Brief ::
Search the data for the string "Publish" and copy each line in which it appears.

========================================

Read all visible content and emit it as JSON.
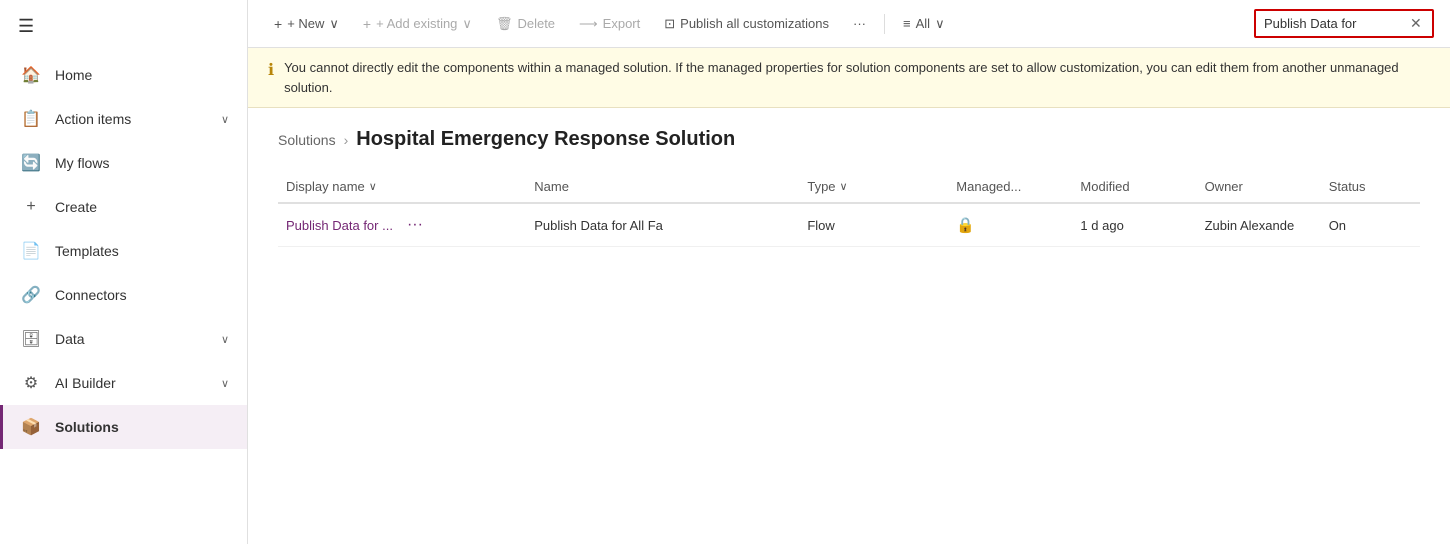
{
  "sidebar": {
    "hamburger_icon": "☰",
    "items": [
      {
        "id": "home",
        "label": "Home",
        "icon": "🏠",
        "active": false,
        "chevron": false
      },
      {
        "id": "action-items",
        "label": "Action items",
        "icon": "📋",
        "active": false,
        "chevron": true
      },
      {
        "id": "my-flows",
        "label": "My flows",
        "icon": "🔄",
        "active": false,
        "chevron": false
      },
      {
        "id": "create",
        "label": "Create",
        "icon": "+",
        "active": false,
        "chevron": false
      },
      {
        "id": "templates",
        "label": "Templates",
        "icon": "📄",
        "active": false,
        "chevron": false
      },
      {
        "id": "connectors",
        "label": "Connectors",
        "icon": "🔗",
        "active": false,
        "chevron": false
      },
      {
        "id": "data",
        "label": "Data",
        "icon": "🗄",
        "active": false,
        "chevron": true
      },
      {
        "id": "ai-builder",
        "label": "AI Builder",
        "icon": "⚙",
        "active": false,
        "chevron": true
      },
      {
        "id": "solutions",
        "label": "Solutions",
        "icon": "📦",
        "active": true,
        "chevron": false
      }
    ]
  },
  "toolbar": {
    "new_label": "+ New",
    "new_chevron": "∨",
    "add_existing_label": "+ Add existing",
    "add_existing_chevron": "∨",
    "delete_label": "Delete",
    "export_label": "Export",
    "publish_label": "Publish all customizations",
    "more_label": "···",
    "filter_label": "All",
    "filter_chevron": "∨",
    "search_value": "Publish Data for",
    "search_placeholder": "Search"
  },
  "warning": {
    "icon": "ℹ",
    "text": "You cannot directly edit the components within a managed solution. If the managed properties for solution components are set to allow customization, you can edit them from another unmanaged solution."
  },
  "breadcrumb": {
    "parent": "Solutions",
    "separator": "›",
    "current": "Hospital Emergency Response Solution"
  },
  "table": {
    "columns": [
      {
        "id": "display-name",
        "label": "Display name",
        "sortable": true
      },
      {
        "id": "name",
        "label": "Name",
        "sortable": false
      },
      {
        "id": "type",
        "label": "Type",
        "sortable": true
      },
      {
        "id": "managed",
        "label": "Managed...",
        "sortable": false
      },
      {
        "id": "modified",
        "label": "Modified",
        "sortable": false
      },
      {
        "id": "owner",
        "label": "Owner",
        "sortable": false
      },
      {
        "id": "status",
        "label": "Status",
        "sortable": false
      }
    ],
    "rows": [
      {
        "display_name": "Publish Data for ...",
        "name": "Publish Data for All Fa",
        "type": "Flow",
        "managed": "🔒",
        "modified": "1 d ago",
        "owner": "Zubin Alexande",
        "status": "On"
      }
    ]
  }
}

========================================

Problem solution ::
    "publish_label": "Publish all customizations",
    "search_value": "Publish Data for",
        "display_name": "Publish Data for ...",
        "name": "Publish Data for All Fa",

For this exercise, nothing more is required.